[GIVEN INFORMATION Boundary: Start]

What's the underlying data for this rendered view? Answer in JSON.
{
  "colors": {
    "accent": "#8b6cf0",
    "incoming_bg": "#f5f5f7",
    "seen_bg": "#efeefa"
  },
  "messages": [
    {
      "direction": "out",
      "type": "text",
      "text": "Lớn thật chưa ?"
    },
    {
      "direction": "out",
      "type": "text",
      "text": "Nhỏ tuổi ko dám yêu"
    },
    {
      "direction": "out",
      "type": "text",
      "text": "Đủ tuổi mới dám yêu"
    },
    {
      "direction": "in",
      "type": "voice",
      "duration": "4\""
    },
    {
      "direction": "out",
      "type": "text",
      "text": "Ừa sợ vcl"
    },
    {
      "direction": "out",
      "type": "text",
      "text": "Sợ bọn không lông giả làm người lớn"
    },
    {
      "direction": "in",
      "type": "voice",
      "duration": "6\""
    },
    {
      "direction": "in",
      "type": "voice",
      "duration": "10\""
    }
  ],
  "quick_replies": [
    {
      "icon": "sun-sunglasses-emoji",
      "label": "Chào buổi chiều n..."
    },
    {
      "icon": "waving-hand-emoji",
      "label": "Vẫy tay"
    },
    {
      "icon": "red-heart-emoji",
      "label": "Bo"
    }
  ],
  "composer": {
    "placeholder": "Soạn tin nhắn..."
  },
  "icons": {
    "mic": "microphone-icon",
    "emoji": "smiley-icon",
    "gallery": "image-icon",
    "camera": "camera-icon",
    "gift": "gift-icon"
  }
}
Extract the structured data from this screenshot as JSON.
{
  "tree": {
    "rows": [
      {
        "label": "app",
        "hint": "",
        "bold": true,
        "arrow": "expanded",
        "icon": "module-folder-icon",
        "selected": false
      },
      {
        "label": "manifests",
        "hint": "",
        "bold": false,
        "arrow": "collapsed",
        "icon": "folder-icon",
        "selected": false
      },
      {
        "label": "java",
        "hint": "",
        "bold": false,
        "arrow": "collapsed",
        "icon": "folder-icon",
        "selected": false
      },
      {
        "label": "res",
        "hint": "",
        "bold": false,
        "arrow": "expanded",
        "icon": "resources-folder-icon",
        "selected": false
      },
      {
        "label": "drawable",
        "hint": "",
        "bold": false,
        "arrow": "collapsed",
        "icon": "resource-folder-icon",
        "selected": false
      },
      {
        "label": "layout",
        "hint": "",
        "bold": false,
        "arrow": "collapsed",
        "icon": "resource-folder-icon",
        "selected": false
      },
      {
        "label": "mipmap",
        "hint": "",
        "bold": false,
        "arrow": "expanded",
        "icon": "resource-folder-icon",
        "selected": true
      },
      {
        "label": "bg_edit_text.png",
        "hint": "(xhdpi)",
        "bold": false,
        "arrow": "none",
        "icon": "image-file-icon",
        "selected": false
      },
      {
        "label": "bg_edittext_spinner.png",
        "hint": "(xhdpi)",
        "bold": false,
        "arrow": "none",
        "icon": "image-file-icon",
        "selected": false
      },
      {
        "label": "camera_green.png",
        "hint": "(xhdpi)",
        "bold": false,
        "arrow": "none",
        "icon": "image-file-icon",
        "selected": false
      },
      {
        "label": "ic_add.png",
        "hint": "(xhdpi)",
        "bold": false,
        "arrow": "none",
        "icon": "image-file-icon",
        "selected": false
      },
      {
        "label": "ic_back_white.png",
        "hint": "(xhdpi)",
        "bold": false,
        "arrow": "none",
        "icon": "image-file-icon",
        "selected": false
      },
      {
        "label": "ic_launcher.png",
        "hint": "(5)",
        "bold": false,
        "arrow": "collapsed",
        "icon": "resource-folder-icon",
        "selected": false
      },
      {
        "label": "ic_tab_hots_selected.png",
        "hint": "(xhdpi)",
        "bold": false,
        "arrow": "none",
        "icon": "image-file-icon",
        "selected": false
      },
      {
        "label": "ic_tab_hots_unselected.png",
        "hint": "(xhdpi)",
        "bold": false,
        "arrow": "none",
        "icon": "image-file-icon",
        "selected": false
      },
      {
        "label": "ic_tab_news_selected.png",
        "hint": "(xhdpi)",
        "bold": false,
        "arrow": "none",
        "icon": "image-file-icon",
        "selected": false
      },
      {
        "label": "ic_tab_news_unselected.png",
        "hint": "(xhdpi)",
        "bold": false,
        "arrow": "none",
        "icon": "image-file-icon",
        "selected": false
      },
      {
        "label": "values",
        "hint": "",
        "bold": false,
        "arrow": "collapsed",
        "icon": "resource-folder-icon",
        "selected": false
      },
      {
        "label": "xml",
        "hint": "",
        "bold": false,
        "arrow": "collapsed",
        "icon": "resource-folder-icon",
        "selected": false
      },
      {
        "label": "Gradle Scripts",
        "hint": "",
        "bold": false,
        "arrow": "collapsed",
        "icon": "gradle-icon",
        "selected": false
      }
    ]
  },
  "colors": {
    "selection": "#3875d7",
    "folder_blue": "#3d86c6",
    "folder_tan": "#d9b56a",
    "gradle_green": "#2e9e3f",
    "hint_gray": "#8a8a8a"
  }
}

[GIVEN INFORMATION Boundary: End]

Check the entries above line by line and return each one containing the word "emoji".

      "icon": "sun-sunglasses-emoji",
      "icon": "waving-hand-emoji",
      "icon": "red-heart-emoji",
    "emoji": "smiley-icon",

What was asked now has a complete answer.